Tally up the lines in the following entries where the string "this" appears, and answer with the number alone.
* * * * *
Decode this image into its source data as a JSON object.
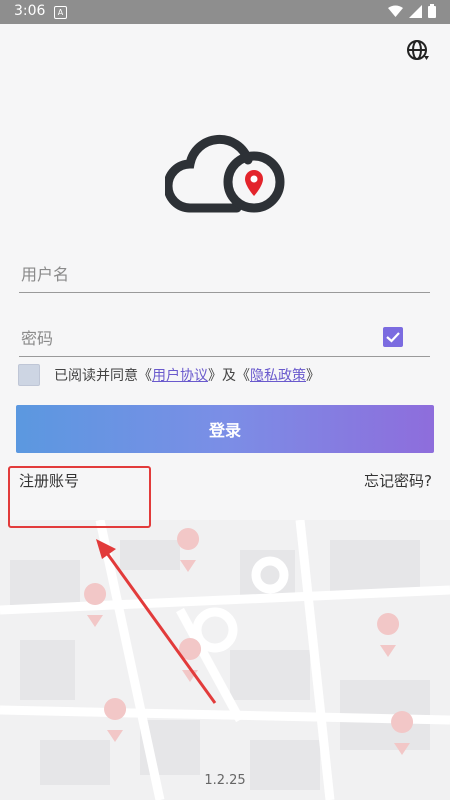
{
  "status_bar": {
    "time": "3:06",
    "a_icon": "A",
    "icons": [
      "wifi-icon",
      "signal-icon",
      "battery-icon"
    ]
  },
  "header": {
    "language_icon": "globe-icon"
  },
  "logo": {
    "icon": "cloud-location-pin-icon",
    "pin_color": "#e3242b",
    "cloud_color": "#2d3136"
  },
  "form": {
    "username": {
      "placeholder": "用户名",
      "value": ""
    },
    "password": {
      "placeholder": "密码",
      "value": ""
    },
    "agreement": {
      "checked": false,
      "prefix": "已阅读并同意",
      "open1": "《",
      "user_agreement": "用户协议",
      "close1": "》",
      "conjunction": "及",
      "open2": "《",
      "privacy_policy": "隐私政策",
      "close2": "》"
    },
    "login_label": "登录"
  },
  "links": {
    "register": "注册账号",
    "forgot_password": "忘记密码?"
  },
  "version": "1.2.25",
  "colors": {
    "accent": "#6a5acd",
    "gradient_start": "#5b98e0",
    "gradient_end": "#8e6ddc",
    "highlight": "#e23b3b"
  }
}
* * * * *
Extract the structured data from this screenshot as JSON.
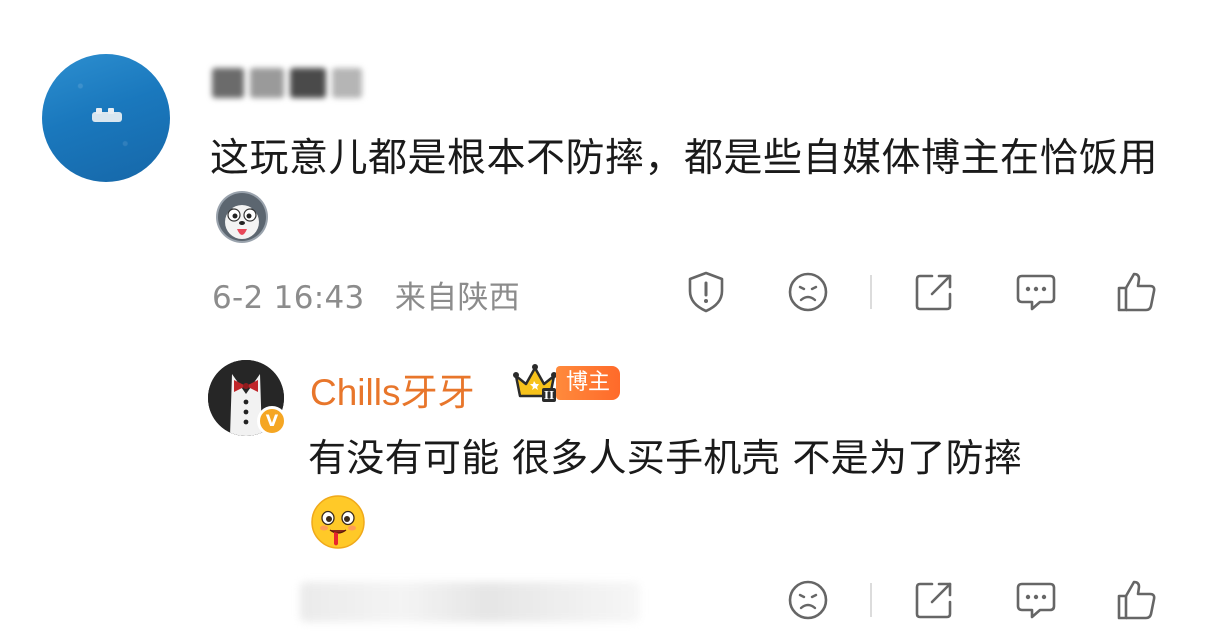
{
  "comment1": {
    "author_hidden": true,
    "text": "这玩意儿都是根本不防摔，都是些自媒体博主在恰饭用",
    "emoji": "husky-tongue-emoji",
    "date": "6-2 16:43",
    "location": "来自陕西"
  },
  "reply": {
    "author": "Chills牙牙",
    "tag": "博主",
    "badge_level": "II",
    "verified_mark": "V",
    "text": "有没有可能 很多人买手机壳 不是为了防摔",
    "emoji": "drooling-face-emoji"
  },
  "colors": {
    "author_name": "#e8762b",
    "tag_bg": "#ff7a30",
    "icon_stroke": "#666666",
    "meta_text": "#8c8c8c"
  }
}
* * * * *
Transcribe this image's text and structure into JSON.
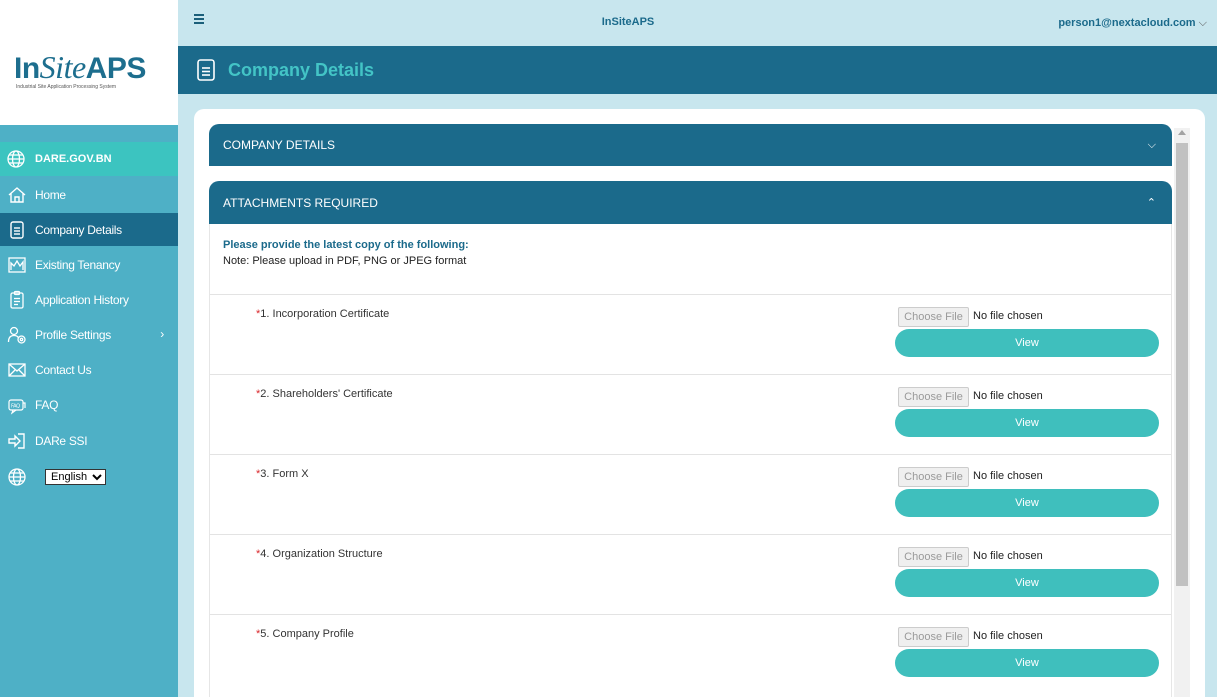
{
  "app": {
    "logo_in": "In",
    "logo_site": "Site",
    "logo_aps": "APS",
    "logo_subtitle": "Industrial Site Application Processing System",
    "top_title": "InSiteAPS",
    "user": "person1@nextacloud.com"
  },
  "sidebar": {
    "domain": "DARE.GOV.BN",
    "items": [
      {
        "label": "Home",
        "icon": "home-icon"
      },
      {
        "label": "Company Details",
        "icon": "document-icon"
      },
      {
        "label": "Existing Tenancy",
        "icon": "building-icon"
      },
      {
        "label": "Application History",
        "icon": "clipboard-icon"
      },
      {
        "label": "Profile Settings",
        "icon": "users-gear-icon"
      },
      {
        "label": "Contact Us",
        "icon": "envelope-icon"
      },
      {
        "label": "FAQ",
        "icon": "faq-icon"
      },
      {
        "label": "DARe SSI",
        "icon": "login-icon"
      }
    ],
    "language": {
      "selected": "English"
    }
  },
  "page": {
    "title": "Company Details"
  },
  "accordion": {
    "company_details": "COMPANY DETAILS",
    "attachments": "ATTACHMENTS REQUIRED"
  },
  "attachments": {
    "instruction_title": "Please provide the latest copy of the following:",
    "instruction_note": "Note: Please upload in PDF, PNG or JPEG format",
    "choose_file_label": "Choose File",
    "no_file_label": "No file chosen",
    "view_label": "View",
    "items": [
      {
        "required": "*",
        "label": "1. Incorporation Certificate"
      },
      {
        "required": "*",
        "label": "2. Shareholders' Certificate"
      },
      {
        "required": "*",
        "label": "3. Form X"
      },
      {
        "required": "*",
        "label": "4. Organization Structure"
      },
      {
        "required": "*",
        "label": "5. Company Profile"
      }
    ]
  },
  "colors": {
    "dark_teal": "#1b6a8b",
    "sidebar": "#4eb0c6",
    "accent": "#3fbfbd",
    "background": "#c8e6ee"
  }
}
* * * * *
* **Final answer**
3